• _About this task_
All records below must be written out exactly, with the pictures excluded.

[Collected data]
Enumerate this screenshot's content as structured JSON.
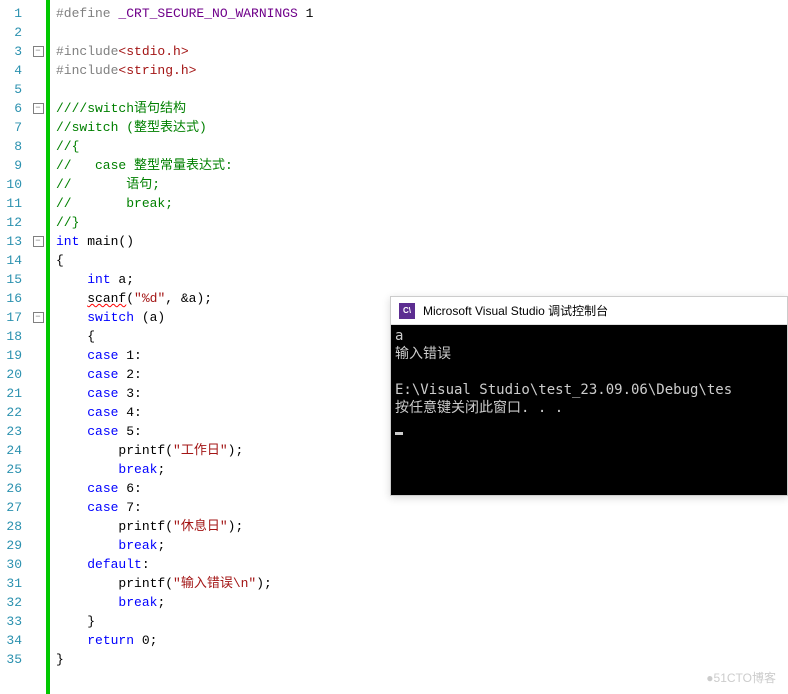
{
  "editor": {
    "lines": [
      {
        "n": 1,
        "fold": "",
        "tokens": [
          {
            "t": "#define ",
            "c": "pp"
          },
          {
            "t": "_CRT_SECURE_NO_WARNINGS",
            "c": "mac"
          },
          {
            "t": " 1",
            "c": "def"
          }
        ]
      },
      {
        "n": 2,
        "fold": "",
        "tokens": []
      },
      {
        "n": 3,
        "fold": "minus",
        "tokens": [
          {
            "t": "#include",
            "c": "pp"
          },
          {
            "t": "<stdio.h>",
            "c": "hdr"
          }
        ]
      },
      {
        "n": 4,
        "fold": "",
        "tokens": [
          {
            "t": "#include",
            "c": "pp"
          },
          {
            "t": "<string.h>",
            "c": "hdr"
          }
        ]
      },
      {
        "n": 5,
        "fold": "",
        "tokens": []
      },
      {
        "n": 6,
        "fold": "minus",
        "tokens": [
          {
            "t": "////switch语句结构",
            "c": "cmt"
          }
        ]
      },
      {
        "n": 7,
        "fold": "",
        "tokens": [
          {
            "t": "//switch (整型表达式)",
            "c": "cmt"
          }
        ]
      },
      {
        "n": 8,
        "fold": "",
        "tokens": [
          {
            "t": "//{",
            "c": "cmt"
          }
        ]
      },
      {
        "n": 9,
        "fold": "",
        "tokens": [
          {
            "t": "//   case 整型常量表达式:",
            "c": "cmt"
          }
        ]
      },
      {
        "n": 10,
        "fold": "",
        "tokens": [
          {
            "t": "//       语句;",
            "c": "cmt"
          }
        ]
      },
      {
        "n": 11,
        "fold": "",
        "tokens": [
          {
            "t": "//       break;",
            "c": "cmt"
          }
        ]
      },
      {
        "n": 12,
        "fold": "",
        "tokens": [
          {
            "t": "//}",
            "c": "cmt"
          }
        ]
      },
      {
        "n": 13,
        "fold": "minus",
        "tokens": [
          {
            "t": "int",
            "c": "kw"
          },
          {
            "t": " main()",
            "c": "fn"
          }
        ]
      },
      {
        "n": 14,
        "fold": "",
        "tokens": [
          {
            "t": "{",
            "c": "def"
          }
        ]
      },
      {
        "n": 15,
        "fold": "",
        "tokens": [
          {
            "t": "    ",
            "c": ""
          },
          {
            "t": "int",
            "c": "kw"
          },
          {
            "t": " a;",
            "c": "def"
          }
        ]
      },
      {
        "n": 16,
        "fold": "",
        "tokens": [
          {
            "t": "    ",
            "c": ""
          },
          {
            "t": "scanf",
            "c": "fn wavy"
          },
          {
            "t": "(",
            "c": "def"
          },
          {
            "t": "\"%d\"",
            "c": "str"
          },
          {
            "t": ", &a);",
            "c": "def"
          }
        ]
      },
      {
        "n": 17,
        "fold": "minus",
        "tokens": [
          {
            "t": "    ",
            "c": ""
          },
          {
            "t": "switch",
            "c": "kw"
          },
          {
            "t": " (a)",
            "c": "def"
          }
        ]
      },
      {
        "n": 18,
        "fold": "",
        "tokens": [
          {
            "t": "    {",
            "c": "def"
          }
        ]
      },
      {
        "n": 19,
        "fold": "",
        "tokens": [
          {
            "t": "    ",
            "c": ""
          },
          {
            "t": "case",
            "c": "kw"
          },
          {
            "t": " 1:",
            "c": "def"
          }
        ]
      },
      {
        "n": 20,
        "fold": "",
        "tokens": [
          {
            "t": "    ",
            "c": ""
          },
          {
            "t": "case",
            "c": "kw"
          },
          {
            "t": " 2:",
            "c": "def"
          }
        ]
      },
      {
        "n": 21,
        "fold": "",
        "tokens": [
          {
            "t": "    ",
            "c": ""
          },
          {
            "t": "case",
            "c": "kw"
          },
          {
            "t": " 3:",
            "c": "def"
          }
        ]
      },
      {
        "n": 22,
        "fold": "",
        "tokens": [
          {
            "t": "    ",
            "c": ""
          },
          {
            "t": "case",
            "c": "kw"
          },
          {
            "t": " 4:",
            "c": "def"
          }
        ]
      },
      {
        "n": 23,
        "fold": "",
        "tokens": [
          {
            "t": "    ",
            "c": ""
          },
          {
            "t": "case",
            "c": "kw"
          },
          {
            "t": " 5:",
            "c": "def"
          }
        ]
      },
      {
        "n": 24,
        "fold": "",
        "tokens": [
          {
            "t": "        printf(",
            "c": "def"
          },
          {
            "t": "\"工作日\"",
            "c": "str"
          },
          {
            "t": ");",
            "c": "def"
          }
        ]
      },
      {
        "n": 25,
        "fold": "",
        "tokens": [
          {
            "t": "        ",
            "c": ""
          },
          {
            "t": "break",
            "c": "kw"
          },
          {
            "t": ";",
            "c": "def"
          }
        ]
      },
      {
        "n": 26,
        "fold": "",
        "tokens": [
          {
            "t": "    ",
            "c": ""
          },
          {
            "t": "case",
            "c": "kw"
          },
          {
            "t": " 6:",
            "c": "def"
          }
        ]
      },
      {
        "n": 27,
        "fold": "",
        "tokens": [
          {
            "t": "    ",
            "c": ""
          },
          {
            "t": "case",
            "c": "kw"
          },
          {
            "t": " 7:",
            "c": "def"
          }
        ]
      },
      {
        "n": 28,
        "fold": "",
        "tokens": [
          {
            "t": "        printf(",
            "c": "def"
          },
          {
            "t": "\"休息日\"",
            "c": "str"
          },
          {
            "t": ");",
            "c": "def"
          }
        ]
      },
      {
        "n": 29,
        "fold": "",
        "tokens": [
          {
            "t": "        ",
            "c": ""
          },
          {
            "t": "break",
            "c": "kw"
          },
          {
            "t": ";",
            "c": "def"
          }
        ]
      },
      {
        "n": 30,
        "fold": "",
        "tokens": [
          {
            "t": "    ",
            "c": ""
          },
          {
            "t": "default",
            "c": "kw"
          },
          {
            "t": ":",
            "c": "def"
          }
        ]
      },
      {
        "n": 31,
        "fold": "",
        "tokens": [
          {
            "t": "        printf(",
            "c": "def"
          },
          {
            "t": "\"输入错误\\n\"",
            "c": "str"
          },
          {
            "t": ");",
            "c": "def"
          }
        ]
      },
      {
        "n": 32,
        "fold": "",
        "tokens": [
          {
            "t": "        ",
            "c": ""
          },
          {
            "t": "break",
            "c": "kw"
          },
          {
            "t": ";",
            "c": "def"
          }
        ]
      },
      {
        "n": 33,
        "fold": "",
        "tokens": [
          {
            "t": "    }",
            "c": "def"
          }
        ]
      },
      {
        "n": 34,
        "fold": "",
        "tokens": [
          {
            "t": "    ",
            "c": ""
          },
          {
            "t": "return",
            "c": "kw"
          },
          {
            "t": " 0;",
            "c": "def"
          }
        ]
      },
      {
        "n": 35,
        "fold": "",
        "tokens": [
          {
            "t": "}",
            "c": "def"
          }
        ]
      }
    ]
  },
  "console": {
    "icon": "C\\",
    "title": "Microsoft Visual Studio 调试控制台",
    "body": "a\n输入错误\n\nE:\\Visual Studio\\test_23.09.06\\Debug\\tes\n按任意键关闭此窗口. . ."
  },
  "watermark": "●51CTO博客"
}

• _Expected answer_
Enumerate this screenshot's content as structured JSON.
{
  "editor": {
    "lines": [
      {
        "n": 1,
        "fold": "",
        "tokens": [
          {
            "t": "#define ",
            "c": "pp"
          },
          {
            "t": "_CRT_SECURE_NO_WARNINGS",
            "c": "mac"
          },
          {
            "t": " 1",
            "c": "def"
          }
        ]
      },
      {
        "n": 2,
        "fold": "",
        "tokens": []
      },
      {
        "n": 3,
        "fold": "minus",
        "tokens": [
          {
            "t": "#include",
            "c": "pp"
          },
          {
            "t": "<stdio.h>",
            "c": "hdr"
          }
        ]
      },
      {
        "n": 4,
        "fold": "",
        "tokens": [
          {
            "t": "#include",
            "c": "pp"
          },
          {
            "t": "<string.h>",
            "c": "hdr"
          }
        ]
      },
      {
        "n": 5,
        "fold": "",
        "tokens": []
      },
      {
        "n": 6,
        "fold": "minus",
        "tokens": [
          {
            "t": "////switch语句结构",
            "c": "cmt"
          }
        ]
      },
      {
        "n": 7,
        "fold": "",
        "tokens": [
          {
            "t": "//switch (整型表达式)",
            "c": "cmt"
          }
        ]
      },
      {
        "n": 8,
        "fold": "",
        "tokens": [
          {
            "t": "//{",
            "c": "cmt"
          }
        ]
      },
      {
        "n": 9,
        "fold": "",
        "tokens": [
          {
            "t": "//   case 整型常量表达式:",
            "c": "cmt"
          }
        ]
      },
      {
        "n": 10,
        "fold": "",
        "tokens": [
          {
            "t": "//       语句;",
            "c": "cmt"
          }
        ]
      },
      {
        "n": 11,
        "fold": "",
        "tokens": [
          {
            "t": "//       break;",
            "c": "cmt"
          }
        ]
      },
      {
        "n": 12,
        "fold": "",
        "tokens": [
          {
            "t": "//}",
            "c": "cmt"
          }
        ]
      },
      {
        "n": 13,
        "fold": "minus",
        "tokens": [
          {
            "t": "int",
            "c": "kw"
          },
          {
            "t": " main()",
            "c": "fn"
          }
        ]
      },
      {
        "n": 14,
        "fold": "",
        "tokens": [
          {
            "t": "{",
            "c": "def"
          }
        ]
      },
      {
        "n": 15,
        "fold": "",
        "tokens": [
          {
            "t": "    ",
            "c": ""
          },
          {
            "t": "int",
            "c": "kw"
          },
          {
            "t": " a;",
            "c": "def"
          }
        ]
      },
      {
        "n": 16,
        "fold": "",
        "tokens": [
          {
            "t": "    ",
            "c": ""
          },
          {
            "t": "scanf",
            "c": "fn wavy"
          },
          {
            "t": "(",
            "c": "def"
          },
          {
            "t": "\"%d\"",
            "c": "str"
          },
          {
            "t": ", &a);",
            "c": "def"
          }
        ]
      },
      {
        "n": 17,
        "fold": "minus",
        "tokens": [
          {
            "t": "    ",
            "c": ""
          },
          {
            "t": "switch",
            "c": "kw"
          },
          {
            "t": " (a)",
            "c": "def"
          }
        ]
      },
      {
        "n": 18,
        "fold": "",
        "tokens": [
          {
            "t": "    {",
            "c": "def"
          }
        ]
      },
      {
        "n": 19,
        "fold": "",
        "tokens": [
          {
            "t": "    ",
            "c": ""
          },
          {
            "t": "case",
            "c": "kw"
          },
          {
            "t": " 1:",
            "c": "def"
          }
        ]
      },
      {
        "n": 20,
        "fold": "",
        "tokens": [
          {
            "t": "    ",
            "c": ""
          },
          {
            "t": "case",
            "c": "kw"
          },
          {
            "t": " 2:",
            "c": "def"
          }
        ]
      },
      {
        "n": 21,
        "fold": "",
        "tokens": [
          {
            "t": "    ",
            "c": ""
          },
          {
            "t": "case",
            "c": "kw"
          },
          {
            "t": " 3:",
            "c": "def"
          }
        ]
      },
      {
        "n": 22,
        "fold": "",
        "tokens": [
          {
            "t": "    ",
            "c": ""
          },
          {
            "t": "case",
            "c": "kw"
          },
          {
            "t": " 4:",
            "c": "def"
          }
        ]
      },
      {
        "n": 23,
        "fold": "",
        "tokens": [
          {
            "t": "    ",
            "c": ""
          },
          {
            "t": "case",
            "c": "kw"
          },
          {
            "t": " 5:",
            "c": "def"
          }
        ]
      },
      {
        "n": 24,
        "fold": "",
        "tokens": [
          {
            "t": "        printf(",
            "c": "def"
          },
          {
            "t": "\"工作日\"",
            "c": "str"
          },
          {
            "t": ");",
            "c": "def"
          }
        ]
      },
      {
        "n": 25,
        "fold": "",
        "tokens": [
          {
            "t": "        ",
            "c": ""
          },
          {
            "t": "break",
            "c": "kw"
          },
          {
            "t": ";",
            "c": "def"
          }
        ]
      },
      {
        "n": 26,
        "fold": "",
        "tokens": [
          {
            "t": "    ",
            "c": ""
          },
          {
            "t": "case",
            "c": "kw"
          },
          {
            "t": " 6:",
            "c": "def"
          }
        ]
      },
      {
        "n": 27,
        "fold": "",
        "tokens": [
          {
            "t": "    ",
            "c": ""
          },
          {
            "t": "case",
            "c": "kw"
          },
          {
            "t": " 7:",
            "c": "def"
          }
        ]
      },
      {
        "n": 28,
        "fold": "",
        "tokens": [
          {
            "t": "        printf(",
            "c": "def"
          },
          {
            "t": "\"休息日\"",
            "c": "str"
          },
          {
            "t": ");",
            "c": "def"
          }
        ]
      },
      {
        "n": 29,
        "fold": "",
        "tokens": [
          {
            "t": "        ",
            "c": ""
          },
          {
            "t": "break",
            "c": "kw"
          },
          {
            "t": ";",
            "c": "def"
          }
        ]
      },
      {
        "n": 30,
        "fold": "",
        "tokens": [
          {
            "t": "    ",
            "c": ""
          },
          {
            "t": "default",
            "c": "kw"
          },
          {
            "t": ":",
            "c": "def"
          }
        ]
      },
      {
        "n": 31,
        "fold": "",
        "tokens": [
          {
            "t": "        printf(",
            "c": "def"
          },
          {
            "t": "\"输入错误\\n\"",
            "c": "str"
          },
          {
            "t": ");",
            "c": "def"
          }
        ]
      },
      {
        "n": 32,
        "fold": "",
        "tokens": [
          {
            "t": "        ",
            "c": ""
          },
          {
            "t": "break",
            "c": "kw"
          },
          {
            "t": ";",
            "c": "def"
          }
        ]
      },
      {
        "n": 33,
        "fold": "",
        "tokens": [
          {
            "t": "    }",
            "c": "def"
          }
        ]
      },
      {
        "n": 34,
        "fold": "",
        "tokens": [
          {
            "t": "    ",
            "c": ""
          },
          {
            "t": "return",
            "c": "kw"
          },
          {
            "t": " 0;",
            "c": "def"
          }
        ]
      },
      {
        "n": 35,
        "fold": "",
        "tokens": [
          {
            "t": "}",
            "c": "def"
          }
        ]
      }
    ]
  },
  "console": {
    "icon": "C\\",
    "title": "Microsoft Visual Studio 调试控制台",
    "body": "a\n输入错误\n\nE:\\Visual Studio\\test_23.09.06\\Debug\\tes\n按任意键关闭此窗口. . ."
  },
  "watermark": "●51CTO博客"
}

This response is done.